## BRIEF
Look through the data below. Collect every line where the word "bytes" occurs.

==== THE DATA

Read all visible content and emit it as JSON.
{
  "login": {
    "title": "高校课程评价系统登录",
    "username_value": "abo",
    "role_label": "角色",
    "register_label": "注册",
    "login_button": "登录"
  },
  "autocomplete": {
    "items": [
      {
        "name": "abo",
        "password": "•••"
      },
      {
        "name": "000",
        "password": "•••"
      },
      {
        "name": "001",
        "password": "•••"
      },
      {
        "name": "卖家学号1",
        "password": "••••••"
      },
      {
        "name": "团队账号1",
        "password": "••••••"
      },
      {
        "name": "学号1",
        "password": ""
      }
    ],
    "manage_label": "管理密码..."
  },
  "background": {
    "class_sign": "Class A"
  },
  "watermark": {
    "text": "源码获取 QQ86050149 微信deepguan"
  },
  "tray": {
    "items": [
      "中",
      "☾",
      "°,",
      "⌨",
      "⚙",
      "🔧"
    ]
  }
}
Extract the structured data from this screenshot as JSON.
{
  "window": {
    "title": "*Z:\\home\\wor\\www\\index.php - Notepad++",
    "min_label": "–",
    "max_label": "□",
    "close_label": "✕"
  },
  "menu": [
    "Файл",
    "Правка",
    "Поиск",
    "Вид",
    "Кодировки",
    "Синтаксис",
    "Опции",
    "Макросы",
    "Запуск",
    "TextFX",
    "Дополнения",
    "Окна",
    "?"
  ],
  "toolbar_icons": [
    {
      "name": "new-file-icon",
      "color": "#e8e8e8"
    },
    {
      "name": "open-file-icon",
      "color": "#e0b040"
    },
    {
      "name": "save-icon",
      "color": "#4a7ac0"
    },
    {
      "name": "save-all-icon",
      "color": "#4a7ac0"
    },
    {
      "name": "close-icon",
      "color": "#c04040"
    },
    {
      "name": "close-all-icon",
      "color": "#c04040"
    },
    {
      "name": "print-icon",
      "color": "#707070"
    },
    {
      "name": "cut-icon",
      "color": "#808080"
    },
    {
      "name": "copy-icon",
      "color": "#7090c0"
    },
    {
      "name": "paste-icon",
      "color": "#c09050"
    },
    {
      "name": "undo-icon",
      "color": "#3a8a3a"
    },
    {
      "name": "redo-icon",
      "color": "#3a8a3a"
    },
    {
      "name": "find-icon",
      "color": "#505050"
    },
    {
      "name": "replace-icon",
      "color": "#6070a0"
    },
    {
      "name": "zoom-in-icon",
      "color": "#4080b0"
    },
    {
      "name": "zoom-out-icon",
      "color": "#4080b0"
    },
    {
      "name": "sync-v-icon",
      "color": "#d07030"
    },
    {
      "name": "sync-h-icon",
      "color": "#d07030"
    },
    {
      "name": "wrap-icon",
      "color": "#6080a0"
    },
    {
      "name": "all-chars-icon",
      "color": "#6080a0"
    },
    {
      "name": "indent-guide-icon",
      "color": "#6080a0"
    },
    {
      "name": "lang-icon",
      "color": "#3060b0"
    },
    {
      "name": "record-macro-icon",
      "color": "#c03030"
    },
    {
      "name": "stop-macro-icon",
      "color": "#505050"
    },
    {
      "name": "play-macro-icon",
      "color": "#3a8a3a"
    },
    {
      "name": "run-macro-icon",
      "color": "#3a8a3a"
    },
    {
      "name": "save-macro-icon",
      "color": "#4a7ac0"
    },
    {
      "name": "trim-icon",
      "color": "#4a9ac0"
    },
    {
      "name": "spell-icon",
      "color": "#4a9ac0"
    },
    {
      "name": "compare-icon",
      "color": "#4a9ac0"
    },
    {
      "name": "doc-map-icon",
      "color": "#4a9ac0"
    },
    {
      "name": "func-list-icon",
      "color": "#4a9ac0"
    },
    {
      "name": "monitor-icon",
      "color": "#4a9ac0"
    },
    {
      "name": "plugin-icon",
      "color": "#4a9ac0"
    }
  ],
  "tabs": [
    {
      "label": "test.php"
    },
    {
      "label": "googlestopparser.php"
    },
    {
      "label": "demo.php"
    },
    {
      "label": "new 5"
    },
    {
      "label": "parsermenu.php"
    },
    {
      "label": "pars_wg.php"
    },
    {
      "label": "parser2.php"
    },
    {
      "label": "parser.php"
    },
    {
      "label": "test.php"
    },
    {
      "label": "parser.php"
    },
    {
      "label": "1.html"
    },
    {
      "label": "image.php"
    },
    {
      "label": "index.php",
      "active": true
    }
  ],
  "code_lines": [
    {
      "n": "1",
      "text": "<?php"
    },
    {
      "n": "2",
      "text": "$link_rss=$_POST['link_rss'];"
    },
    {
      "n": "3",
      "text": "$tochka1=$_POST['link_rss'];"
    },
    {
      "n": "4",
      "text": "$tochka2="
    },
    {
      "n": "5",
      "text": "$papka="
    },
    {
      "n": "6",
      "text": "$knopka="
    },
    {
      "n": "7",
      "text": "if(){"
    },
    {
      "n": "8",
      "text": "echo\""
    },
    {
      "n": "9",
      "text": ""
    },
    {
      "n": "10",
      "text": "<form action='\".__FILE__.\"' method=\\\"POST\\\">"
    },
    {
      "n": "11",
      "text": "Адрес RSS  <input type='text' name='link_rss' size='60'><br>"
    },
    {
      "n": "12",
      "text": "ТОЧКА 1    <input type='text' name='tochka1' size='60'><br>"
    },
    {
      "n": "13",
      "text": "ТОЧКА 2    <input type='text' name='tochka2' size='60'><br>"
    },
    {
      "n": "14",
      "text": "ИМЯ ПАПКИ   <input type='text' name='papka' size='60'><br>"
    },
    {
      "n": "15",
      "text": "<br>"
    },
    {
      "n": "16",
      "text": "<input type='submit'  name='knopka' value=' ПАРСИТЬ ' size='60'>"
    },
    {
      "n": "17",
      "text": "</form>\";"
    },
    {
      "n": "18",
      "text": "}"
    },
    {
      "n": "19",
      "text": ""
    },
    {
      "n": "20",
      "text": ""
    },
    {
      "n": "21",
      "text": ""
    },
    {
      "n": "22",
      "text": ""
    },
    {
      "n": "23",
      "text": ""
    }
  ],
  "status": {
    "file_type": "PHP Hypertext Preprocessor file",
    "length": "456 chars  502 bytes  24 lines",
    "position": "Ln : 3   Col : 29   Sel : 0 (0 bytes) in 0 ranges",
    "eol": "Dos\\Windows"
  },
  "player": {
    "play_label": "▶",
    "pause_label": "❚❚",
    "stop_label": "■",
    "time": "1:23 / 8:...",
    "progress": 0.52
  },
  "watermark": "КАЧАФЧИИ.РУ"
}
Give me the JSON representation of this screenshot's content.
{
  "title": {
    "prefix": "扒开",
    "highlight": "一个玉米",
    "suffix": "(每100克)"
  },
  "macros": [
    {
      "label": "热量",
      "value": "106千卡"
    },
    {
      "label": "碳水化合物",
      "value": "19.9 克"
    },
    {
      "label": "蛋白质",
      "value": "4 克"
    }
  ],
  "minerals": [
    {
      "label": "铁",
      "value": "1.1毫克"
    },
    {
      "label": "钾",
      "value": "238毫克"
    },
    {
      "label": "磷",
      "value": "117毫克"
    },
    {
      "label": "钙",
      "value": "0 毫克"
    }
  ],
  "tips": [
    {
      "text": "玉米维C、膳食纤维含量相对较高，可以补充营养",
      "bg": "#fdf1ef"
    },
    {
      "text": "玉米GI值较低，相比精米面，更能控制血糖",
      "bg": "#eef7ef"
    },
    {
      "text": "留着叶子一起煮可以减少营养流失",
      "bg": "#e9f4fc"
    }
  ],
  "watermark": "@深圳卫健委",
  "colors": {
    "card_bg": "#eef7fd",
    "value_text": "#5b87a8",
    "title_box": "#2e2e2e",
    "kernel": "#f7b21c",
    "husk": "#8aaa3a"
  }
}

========

## EXERCISE SOLUTION
    "length": "456 chars  502 bytes  24 lines",
    "position": "Ln : 3   Col : 29   Sel : 0 (0 bytes) in 0 ranges",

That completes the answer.